De Sica uses two non-professional actors and the streets of Rome to tell of the two boys, Pasquale and Giuseppe, who shine shoes and become involved in crime in order to raise money to buy a white horse. Their black market activities get them arrested and sent to reform school where, supposedly, they will be rehabilitated. Reformatory life turns out to be far more harsh and corrupt than life on the streets and in their struggle for survival they betray each other, resulting in the death of Giuseppe. The anguish of all suffering humanity is displayed in Pasquale's unforgettable cry of despair at the end of the film.

Though Sciuscia was universally hailed by critics as a work of art, it was by no means a financial success. The Academy of Motion Picture Arts and Sciences presented De Sica with a special Academy Award describing the film as "an Italian production of superlative quality made under adverse circumstances." Sciuscia was successful only in art houses and De Sica would later say, "Shoeshine was a disaster for the producer. It cost less than one million lire but in Italy few people saw it as it was released at a time when the first American films were reappearing . . . . "

At the time of its American release, James Agee's first response was, "Shoeshine is about as beautiful, moving, and heartening a film as you are ever likely to see." Soon after he recanted these remarks, describing it as "the raw, or at its best, the roughed-out materials of art" rather than the perfected work of art he had first thought. Such critical reassessment has diminished the reputation of most of De Sica's work and today he is often written off as a minor director. Yet for many, including Orson Welles, his films retain a poeticism and sincerity.
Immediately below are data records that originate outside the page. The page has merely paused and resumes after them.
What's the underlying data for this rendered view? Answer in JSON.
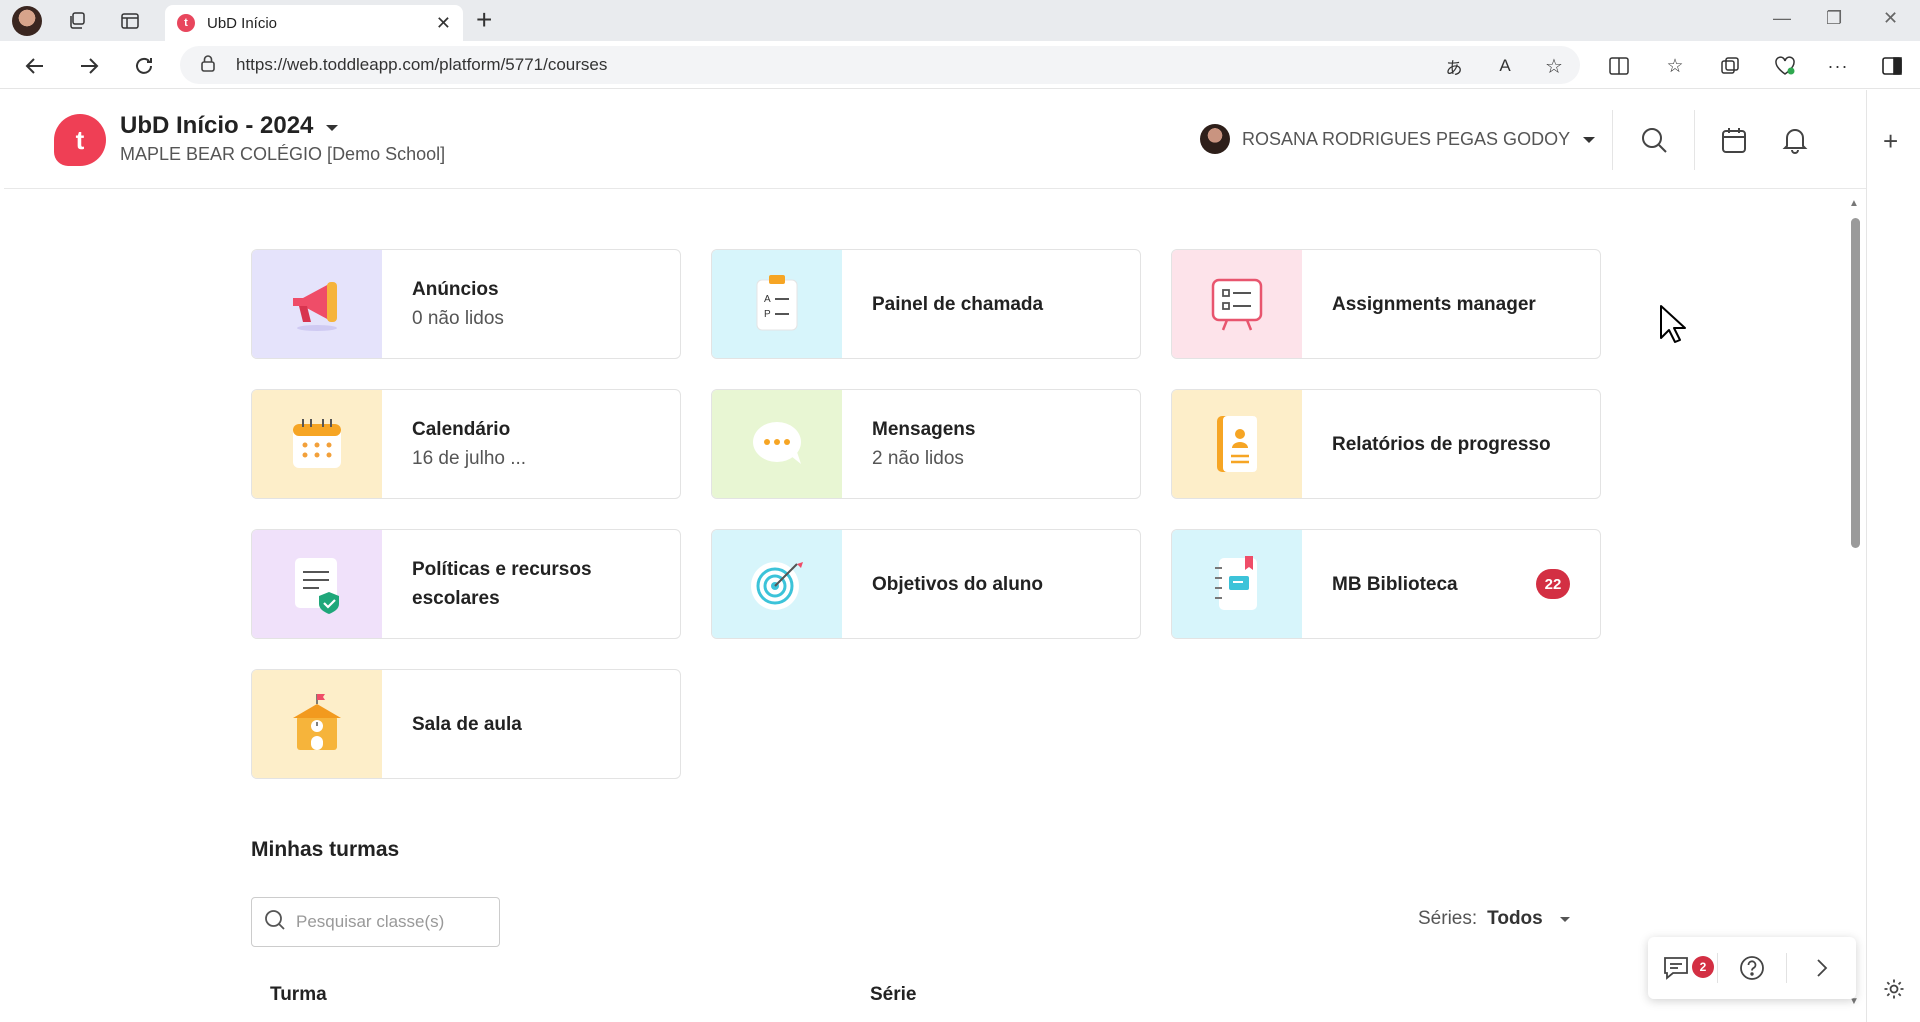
{
  "browser": {
    "tab_title": "UbD Início",
    "tab_favicon": "t",
    "url": "https://web.toddleapp.com/platform/5771/courses"
  },
  "header": {
    "logo_letter": "t",
    "title": "UbD Início - 2024",
    "school": "MAPLE BEAR COLÉGIO [Demo School]",
    "user_name": "ROSANA RODRIGUES PEGAS GODOY"
  },
  "cards": [
    {
      "title": "Anúncios",
      "subtitle": "0 não lidos",
      "icon": "megaphone-icon",
      "bg": "#e5e3fb"
    },
    {
      "title": "Painel de chamada",
      "subtitle": "",
      "icon": "attendance-clipboard-icon",
      "bg": "#d7f5fb"
    },
    {
      "title": "Assignments manager",
      "subtitle": "",
      "icon": "assignment-board-icon",
      "bg": "#fde3ea"
    },
    {
      "title": "Calendário",
      "subtitle": "16 de julho ...",
      "icon": "calendar-icon",
      "bg": "#fdeec9"
    },
    {
      "title": "Mensagens",
      "subtitle": "2 não lidos",
      "icon": "chat-bubble-icon",
      "bg": "#e8f6d3"
    },
    {
      "title": "Relatórios de progresso",
      "subtitle": "",
      "icon": "report-book-icon",
      "bg": "#fdeec9"
    },
    {
      "title": "Políticas e recursos escolares",
      "subtitle": "",
      "icon": "policy-document-icon",
      "bg": "#f0e1fa"
    },
    {
      "title": "Objetivos do aluno",
      "subtitle": "",
      "icon": "target-icon",
      "bg": "#d7f5fb"
    },
    {
      "title": "MB Biblioteca",
      "subtitle": "",
      "icon": "notebook-icon",
      "bg": "#d7f5fb",
      "badge": "22"
    },
    {
      "title": "Sala de aula",
      "subtitle": "",
      "icon": "school-building-icon",
      "bg": "#fdeec9"
    }
  ],
  "classes": {
    "section_title": "Minhas turmas",
    "search_placeholder": "Pesquisar classe(s)",
    "series_label": "Séries:",
    "series_value": "Todos",
    "columns": [
      "Turma",
      "Série"
    ]
  },
  "help_widget": {
    "chat_badge": "2"
  }
}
In 1960, Welles said, "I ran his Shoeshine recently and the camera disappeared, the screen disappeared; it was just life . . . . "

—Ronald Bowers